Using discarded scraps of wood, metal, plastic and any other available materials, formerly homeless New York men and women built improvised housing in the early '90s with care and a need for order, privacy and community. Morton (The Tunnel), a professor of art at the Cooper Union for the Advancement of Science and Art, befriended some of them and documented their structures. The result is this haunting collection of 90 stark, sharply reproduced b&w photos, with captions by Morton, an introduction by housing critic and scholar Alan Trachtenberg, and commentary from the builders themselves. "If I don't do something here, my mind will die," says Hector A. of his Bushville cabin in the East Village. The homes at Bushville, "The Hill" and other areas, often under bridges or on abandoned piers, are shown with the wreaths and religious icons that often mark their entryways, and the pots, cookstoves, couches, beds and furniture drawn from a city full of discards. Since New York systematically bulldozed all of the camps shown (the last was demolished in 1996), Morton's book is an important testament to the will and ingenuity of their inhabitants. (Nov.)
Copyright 2000 Reed Business Information, Inc.
Morton, a photographer published in many prominent magazines and newspapers, brought more than a camera and an artist's eye with her when she started visiting the shantytowns of New York City in 1989; she brought respect, compassion, and a sense of wonder. She also used a tape recorder to preserve the stories of the people she visited, straightforward tales of homelessness that remind readers of how precarious existence is for everyone. The men also talk about how they built their small, often... read more

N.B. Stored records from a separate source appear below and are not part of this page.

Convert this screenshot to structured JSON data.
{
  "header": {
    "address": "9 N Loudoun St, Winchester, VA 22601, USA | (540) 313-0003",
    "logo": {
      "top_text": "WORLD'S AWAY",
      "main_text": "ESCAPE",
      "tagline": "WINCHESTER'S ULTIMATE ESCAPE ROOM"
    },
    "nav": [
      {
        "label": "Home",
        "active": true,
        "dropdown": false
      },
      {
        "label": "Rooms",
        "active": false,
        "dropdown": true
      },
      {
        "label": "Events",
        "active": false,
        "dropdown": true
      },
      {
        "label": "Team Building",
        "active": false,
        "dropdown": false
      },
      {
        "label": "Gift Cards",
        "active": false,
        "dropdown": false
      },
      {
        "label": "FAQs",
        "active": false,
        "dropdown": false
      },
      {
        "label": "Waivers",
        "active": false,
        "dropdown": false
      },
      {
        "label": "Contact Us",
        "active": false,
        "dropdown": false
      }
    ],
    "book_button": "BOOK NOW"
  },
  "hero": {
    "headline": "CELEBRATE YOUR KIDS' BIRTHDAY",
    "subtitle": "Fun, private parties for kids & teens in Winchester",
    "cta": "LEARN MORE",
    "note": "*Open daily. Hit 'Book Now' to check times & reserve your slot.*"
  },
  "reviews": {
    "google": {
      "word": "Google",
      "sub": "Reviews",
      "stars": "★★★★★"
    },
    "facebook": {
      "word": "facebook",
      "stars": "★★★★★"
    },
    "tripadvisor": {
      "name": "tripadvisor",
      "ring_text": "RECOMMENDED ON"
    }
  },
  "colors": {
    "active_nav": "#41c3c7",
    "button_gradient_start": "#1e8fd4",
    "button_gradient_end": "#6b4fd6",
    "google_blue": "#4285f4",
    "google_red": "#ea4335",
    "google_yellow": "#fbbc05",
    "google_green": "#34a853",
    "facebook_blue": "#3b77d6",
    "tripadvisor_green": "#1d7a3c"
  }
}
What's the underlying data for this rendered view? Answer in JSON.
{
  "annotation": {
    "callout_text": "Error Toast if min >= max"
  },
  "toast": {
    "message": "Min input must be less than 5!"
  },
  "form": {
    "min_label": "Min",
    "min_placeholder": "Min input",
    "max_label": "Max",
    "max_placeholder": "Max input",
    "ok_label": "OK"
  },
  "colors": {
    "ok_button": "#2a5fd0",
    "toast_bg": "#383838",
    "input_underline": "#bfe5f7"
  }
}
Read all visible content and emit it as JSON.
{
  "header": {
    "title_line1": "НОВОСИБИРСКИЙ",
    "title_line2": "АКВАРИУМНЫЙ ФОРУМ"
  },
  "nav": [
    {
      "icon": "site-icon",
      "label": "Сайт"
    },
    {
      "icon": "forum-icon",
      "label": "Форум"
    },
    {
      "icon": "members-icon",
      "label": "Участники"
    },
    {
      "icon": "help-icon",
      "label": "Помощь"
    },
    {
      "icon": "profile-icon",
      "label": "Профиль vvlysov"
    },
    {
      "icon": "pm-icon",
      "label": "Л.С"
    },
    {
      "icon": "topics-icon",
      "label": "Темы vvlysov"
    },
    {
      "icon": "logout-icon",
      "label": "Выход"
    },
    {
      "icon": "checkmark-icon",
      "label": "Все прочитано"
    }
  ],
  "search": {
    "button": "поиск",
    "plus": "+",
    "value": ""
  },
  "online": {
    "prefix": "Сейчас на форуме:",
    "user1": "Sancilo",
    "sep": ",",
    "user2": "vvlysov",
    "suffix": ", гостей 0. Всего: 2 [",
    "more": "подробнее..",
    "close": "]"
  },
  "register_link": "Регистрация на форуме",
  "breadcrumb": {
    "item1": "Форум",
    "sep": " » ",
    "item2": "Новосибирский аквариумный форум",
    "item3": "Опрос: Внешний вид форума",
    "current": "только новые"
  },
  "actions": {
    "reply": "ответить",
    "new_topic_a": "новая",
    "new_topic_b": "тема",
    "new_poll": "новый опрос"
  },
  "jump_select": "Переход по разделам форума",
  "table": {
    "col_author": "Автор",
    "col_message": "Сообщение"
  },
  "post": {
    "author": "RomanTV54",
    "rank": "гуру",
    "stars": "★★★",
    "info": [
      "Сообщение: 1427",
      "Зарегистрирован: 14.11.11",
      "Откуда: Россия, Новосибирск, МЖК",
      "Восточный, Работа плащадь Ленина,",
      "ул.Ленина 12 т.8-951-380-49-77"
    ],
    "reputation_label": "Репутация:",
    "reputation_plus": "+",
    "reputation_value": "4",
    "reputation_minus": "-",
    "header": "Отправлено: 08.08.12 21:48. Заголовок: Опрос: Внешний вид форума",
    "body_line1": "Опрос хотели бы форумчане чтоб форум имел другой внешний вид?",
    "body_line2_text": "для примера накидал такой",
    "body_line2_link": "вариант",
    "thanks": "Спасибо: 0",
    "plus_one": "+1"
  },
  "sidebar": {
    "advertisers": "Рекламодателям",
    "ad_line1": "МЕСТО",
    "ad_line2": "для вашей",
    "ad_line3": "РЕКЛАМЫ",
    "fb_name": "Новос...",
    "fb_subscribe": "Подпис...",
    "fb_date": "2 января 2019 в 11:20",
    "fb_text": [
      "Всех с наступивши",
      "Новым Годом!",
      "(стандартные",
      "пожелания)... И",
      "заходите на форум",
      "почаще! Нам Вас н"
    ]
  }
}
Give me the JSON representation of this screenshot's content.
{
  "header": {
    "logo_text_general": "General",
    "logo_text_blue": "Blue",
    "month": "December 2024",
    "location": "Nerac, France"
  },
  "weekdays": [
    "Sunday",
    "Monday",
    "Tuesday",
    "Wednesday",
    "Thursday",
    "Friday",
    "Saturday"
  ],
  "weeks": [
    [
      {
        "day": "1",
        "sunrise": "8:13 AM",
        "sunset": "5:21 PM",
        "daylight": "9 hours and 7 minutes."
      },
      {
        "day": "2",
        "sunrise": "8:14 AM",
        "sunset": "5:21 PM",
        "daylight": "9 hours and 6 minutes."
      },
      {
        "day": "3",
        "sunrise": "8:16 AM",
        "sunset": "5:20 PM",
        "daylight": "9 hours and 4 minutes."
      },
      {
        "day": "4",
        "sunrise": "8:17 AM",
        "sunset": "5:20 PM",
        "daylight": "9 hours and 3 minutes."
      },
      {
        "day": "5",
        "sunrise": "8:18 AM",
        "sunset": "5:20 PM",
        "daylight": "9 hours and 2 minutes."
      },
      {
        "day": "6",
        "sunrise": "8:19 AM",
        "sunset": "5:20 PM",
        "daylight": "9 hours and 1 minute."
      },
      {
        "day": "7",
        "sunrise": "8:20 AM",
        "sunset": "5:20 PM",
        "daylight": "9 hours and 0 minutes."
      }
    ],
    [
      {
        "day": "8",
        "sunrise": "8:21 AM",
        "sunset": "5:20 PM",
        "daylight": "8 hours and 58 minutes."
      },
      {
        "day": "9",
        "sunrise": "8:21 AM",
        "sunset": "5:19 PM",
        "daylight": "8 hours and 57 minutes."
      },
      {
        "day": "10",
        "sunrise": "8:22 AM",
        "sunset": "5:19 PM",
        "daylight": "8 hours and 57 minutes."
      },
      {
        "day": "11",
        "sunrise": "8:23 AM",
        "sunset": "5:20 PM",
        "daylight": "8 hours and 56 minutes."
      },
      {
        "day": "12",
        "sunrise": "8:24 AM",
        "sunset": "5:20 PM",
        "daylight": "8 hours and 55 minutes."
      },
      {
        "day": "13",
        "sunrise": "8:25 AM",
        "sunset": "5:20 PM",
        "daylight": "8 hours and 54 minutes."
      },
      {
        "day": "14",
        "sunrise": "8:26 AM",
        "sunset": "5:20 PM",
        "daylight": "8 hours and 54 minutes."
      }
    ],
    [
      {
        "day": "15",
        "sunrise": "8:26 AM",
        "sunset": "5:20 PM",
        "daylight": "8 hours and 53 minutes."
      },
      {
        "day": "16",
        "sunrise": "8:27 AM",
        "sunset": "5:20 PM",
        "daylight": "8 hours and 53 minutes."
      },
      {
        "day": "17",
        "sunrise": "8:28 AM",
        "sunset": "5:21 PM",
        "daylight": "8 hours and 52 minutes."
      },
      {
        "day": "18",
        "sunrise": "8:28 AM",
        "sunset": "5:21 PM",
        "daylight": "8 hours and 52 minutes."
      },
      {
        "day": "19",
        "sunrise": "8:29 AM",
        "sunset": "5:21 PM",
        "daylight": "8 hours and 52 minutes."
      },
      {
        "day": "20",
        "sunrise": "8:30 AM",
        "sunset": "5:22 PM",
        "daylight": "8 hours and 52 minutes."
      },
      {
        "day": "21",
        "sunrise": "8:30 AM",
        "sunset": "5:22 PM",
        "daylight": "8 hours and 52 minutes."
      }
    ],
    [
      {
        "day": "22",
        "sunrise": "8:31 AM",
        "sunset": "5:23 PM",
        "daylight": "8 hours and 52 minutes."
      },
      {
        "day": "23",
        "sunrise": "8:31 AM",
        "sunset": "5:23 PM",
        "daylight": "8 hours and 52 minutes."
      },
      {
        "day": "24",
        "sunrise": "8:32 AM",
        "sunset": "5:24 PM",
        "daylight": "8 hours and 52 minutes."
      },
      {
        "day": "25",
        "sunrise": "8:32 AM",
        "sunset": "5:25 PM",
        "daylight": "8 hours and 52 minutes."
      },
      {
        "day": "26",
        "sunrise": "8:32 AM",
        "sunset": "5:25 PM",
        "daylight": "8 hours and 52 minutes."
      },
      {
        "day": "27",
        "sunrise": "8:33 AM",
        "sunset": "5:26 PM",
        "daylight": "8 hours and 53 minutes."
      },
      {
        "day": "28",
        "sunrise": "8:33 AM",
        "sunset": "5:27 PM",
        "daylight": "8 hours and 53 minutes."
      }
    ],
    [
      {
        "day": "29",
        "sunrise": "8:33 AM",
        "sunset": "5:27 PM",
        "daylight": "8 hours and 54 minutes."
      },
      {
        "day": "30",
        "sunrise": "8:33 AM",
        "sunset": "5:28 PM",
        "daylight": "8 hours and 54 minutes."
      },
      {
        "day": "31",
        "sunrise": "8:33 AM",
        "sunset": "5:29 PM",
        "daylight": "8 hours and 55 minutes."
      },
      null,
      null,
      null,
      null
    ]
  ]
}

Over a ten-year period, Margaret Morton documented the inventive ways in which homeless people in New York City created not only places to live but also communities that offer a sense of pride, place, and individuality.
Morton's camera reveals the ingenuity of the builders who constructed homes out of discarded materials, such as warehouse pallets, junked auto parts, and demolition scrap. Her luminous photographs illustrate the intrinsic social significance of housing, while bringing to light the determination and aesthetic sensibilities of people not commonly thought to possess either. Accompanied by compelling oral histories, the photographs in Fragile Dwelling raise serious questions yet unanswered about social policies that leave no room for self-made alternatives to traditional housing.